Victron time left
I like the Victron shunt and battery monitor, but having to cycle through pages is annoying

The Renogy Battery monitor flashes when its charging, and you can easily see whether power is going in, or you are consuming energy.

Overall, we’re really happy with the Renogy Battery monitor and shunt, and would get another one. It gives me peace of mind that we are caring for our lithium battery, and is absolutely worth the money it costs to get one.

Sharing is caring!

Similar Posts

Leave a Reply

Your email address will not be published. Required fields are marked *


  1. Hi Derek,

    I didn’t actually have anything to do with setting the Renogy shunt up on my vehicle. It was done by a mate of mine, and I very much doubt he’ll remember the exact settings.

    You should see the shunt flashing green when its charging, and it will show a charge coming in, and it should stop flashing green when you are drawing more than the solar input (or at night when an appliance is running).

    If you aren’t seeing that, something is not right (are the negative wires going through the shunt properly?), but I believe you need to get the battery full, and then ‘reset’ the consumption for it to be accurate

    Sorry I can’t help much, but good luck!

  2. Derek Jarrett says:

    Hi Aaron.
    Well I received the thing & fitted it no problem but the set-up instructions are woeful and so is Renogy’s support line – at least to me anyway. I found several YouTube clips that were helpful and enabled me to change the CAP to suit my 200A battery. Unfortunately my screen read-out is different to the YouTube clips I found. Could you help me with the following please.

    1. What values do I input for the following:-
    * Full
    * Zero
    * PowOff
    * Alarm
    * Attent

    2. I worked out how to change the default setting from 100A to 200A so I’m right there. My fridge has run off the battery all week with no charging yet the monitor says it’s 100% full and sitting at 199.9A. My EnerDrive app says the battery is at 89% capacity. Have I done something wrong? Should I have pressed a key to lock in the value?

    I’ve checked and rechecked my wiring. I assume it’s correct also, because the unit lights up and displays data (even if they all read 0.00).
    Any help would be greatly appreciated.

  3. Hi Aaron.
    Thank you for your reply.


  4. Hey Derek,

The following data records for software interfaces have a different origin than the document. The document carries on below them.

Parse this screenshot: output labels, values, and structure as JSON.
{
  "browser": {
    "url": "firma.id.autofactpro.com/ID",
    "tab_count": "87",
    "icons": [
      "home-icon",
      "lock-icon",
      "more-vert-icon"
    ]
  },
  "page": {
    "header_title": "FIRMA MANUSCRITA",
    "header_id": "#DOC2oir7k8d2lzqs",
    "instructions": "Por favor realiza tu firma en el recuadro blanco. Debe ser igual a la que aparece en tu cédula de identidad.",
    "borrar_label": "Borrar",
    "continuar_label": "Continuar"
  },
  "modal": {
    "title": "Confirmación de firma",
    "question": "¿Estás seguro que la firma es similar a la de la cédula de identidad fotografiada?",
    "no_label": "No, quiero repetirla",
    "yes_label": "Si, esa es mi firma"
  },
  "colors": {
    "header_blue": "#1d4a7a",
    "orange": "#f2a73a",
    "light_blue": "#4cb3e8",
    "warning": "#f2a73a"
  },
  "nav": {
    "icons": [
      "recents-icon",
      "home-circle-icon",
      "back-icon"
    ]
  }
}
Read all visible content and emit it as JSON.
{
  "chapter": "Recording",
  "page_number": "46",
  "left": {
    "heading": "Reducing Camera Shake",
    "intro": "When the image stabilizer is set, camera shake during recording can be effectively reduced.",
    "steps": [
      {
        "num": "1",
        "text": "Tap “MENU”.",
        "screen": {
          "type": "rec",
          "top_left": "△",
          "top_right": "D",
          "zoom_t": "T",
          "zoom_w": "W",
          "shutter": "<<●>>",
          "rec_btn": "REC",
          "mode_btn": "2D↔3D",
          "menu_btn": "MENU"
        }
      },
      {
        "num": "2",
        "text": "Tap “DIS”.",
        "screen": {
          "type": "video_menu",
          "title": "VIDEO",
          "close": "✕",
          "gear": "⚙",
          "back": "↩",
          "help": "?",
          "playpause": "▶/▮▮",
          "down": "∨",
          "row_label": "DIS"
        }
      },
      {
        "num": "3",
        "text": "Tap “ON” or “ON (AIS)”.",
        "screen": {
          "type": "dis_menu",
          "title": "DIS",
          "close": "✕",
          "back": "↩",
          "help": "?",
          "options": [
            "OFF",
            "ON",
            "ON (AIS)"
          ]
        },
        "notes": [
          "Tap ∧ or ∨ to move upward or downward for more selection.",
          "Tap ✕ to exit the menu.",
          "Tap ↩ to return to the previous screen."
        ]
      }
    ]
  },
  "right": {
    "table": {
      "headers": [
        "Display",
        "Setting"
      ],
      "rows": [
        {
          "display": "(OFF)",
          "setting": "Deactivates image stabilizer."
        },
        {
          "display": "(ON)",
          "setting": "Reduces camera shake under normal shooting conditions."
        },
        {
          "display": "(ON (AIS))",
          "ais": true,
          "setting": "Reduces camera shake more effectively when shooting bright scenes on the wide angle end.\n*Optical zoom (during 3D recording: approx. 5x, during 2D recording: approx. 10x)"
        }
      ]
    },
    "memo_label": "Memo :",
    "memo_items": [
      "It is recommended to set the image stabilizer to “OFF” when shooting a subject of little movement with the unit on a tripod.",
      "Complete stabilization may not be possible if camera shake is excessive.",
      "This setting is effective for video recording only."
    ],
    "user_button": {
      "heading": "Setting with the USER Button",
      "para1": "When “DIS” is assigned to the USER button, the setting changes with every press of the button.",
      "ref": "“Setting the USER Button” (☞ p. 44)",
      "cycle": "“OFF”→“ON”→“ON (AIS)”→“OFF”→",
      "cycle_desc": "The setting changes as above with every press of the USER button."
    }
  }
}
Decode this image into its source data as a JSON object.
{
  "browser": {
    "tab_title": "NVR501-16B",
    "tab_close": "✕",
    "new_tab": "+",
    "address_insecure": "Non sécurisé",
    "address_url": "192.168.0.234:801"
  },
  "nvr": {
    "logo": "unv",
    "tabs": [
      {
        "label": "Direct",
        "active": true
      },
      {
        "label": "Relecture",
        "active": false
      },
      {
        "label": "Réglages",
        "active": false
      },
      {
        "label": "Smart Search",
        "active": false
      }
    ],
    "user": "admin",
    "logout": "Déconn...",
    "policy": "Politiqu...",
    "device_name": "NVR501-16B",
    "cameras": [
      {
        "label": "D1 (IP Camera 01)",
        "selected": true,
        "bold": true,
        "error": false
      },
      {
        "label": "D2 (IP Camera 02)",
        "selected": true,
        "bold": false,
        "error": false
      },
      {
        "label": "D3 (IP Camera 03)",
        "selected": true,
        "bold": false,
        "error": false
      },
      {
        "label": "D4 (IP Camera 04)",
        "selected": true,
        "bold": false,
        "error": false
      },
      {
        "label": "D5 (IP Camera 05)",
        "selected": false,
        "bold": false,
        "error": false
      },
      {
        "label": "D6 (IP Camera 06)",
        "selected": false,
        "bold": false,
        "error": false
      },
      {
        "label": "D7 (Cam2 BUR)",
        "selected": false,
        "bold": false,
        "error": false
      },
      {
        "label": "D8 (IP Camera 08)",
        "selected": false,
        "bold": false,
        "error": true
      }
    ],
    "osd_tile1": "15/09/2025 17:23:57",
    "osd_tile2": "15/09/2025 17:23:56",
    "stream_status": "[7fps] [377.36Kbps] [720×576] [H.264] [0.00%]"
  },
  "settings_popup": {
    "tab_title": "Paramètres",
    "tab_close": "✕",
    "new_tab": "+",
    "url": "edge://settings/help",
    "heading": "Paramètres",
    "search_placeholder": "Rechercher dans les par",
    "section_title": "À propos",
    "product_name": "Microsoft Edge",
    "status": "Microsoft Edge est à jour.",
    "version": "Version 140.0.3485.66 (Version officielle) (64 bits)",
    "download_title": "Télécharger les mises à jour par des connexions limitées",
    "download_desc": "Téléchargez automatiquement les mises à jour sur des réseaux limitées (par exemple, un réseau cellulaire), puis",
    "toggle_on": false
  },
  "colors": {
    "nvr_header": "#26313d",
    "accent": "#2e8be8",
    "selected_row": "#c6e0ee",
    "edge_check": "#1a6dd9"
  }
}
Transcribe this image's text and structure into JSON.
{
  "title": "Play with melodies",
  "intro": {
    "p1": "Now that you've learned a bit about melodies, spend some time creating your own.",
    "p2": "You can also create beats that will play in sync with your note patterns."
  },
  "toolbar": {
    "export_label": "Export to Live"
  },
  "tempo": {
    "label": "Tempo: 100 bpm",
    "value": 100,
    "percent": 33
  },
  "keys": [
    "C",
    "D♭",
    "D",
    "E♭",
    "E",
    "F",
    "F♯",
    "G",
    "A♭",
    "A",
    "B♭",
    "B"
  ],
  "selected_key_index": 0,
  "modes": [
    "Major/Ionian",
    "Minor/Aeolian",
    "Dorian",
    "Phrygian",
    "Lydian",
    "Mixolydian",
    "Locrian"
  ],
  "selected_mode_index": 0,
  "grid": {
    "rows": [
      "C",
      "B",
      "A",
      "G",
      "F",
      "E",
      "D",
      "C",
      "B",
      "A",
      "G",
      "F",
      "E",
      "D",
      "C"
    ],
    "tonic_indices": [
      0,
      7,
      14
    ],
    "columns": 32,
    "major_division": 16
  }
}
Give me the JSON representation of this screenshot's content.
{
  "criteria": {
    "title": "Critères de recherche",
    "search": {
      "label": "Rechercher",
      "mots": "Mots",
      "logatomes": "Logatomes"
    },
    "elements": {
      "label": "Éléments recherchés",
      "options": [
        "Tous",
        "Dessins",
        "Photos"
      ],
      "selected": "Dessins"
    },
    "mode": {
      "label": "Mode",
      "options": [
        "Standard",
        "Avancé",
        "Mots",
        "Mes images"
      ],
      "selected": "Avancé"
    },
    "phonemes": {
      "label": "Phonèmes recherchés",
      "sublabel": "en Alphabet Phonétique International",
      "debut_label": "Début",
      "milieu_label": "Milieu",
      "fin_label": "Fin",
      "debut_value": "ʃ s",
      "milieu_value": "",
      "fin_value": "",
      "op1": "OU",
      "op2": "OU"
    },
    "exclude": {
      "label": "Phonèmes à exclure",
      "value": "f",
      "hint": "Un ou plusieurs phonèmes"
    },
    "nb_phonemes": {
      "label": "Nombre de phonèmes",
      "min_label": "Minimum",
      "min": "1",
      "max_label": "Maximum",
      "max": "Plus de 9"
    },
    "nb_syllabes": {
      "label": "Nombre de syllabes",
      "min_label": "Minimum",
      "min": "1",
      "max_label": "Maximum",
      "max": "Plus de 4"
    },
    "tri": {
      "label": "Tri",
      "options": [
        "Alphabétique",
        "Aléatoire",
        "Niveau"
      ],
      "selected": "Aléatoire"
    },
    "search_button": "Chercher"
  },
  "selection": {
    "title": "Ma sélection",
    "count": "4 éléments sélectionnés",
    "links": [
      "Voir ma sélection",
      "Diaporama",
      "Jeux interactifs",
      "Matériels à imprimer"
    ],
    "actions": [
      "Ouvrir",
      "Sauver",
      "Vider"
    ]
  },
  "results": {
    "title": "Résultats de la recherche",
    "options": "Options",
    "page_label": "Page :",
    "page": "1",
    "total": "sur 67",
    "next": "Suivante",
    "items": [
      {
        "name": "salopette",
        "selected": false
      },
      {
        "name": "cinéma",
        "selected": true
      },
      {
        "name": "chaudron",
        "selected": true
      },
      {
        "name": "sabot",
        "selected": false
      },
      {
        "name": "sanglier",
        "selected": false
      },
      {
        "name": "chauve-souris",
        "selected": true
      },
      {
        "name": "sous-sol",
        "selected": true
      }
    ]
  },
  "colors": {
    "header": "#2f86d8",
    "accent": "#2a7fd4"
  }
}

    The unit is designed to push into a hole, and protrudes a few mm when installed this way. You could probably mount it off the wall but you’d need to find a way to secure it.

    The display is on all the time, but only lit up when you press a button, or if it is charging then it flashes green on and off.

    It’s fairly small. Not sure how you would go reading it from several metres away, but they’re a good unit.

    All the best

  5. Derek Jarrett says:

    Hi Aaron.
    Great review and well written too! I’m interested in buying one of these Renogy devices for my caravan and have done quite a bit of research. All of my questions have eventually been answered except for the following two which I’m sure you can answer for me.
    1. Can the device be fitted flush to the caravan’s wall? (As opposed to cutting into the wall as in the case of the Victron and the Enerdrive units)

    2. Does the display stay permanently lit or does a button have to be pressed to read the information? i.e If I’m outside the van, I want to be able to stick my head through the doorway and be able to read the monitor that will be located half way down the van – quick and easy – and not have to climb into the van, walk its length and press a button to light the thing up to read my battery’s SoC.
    Thanks, Derek.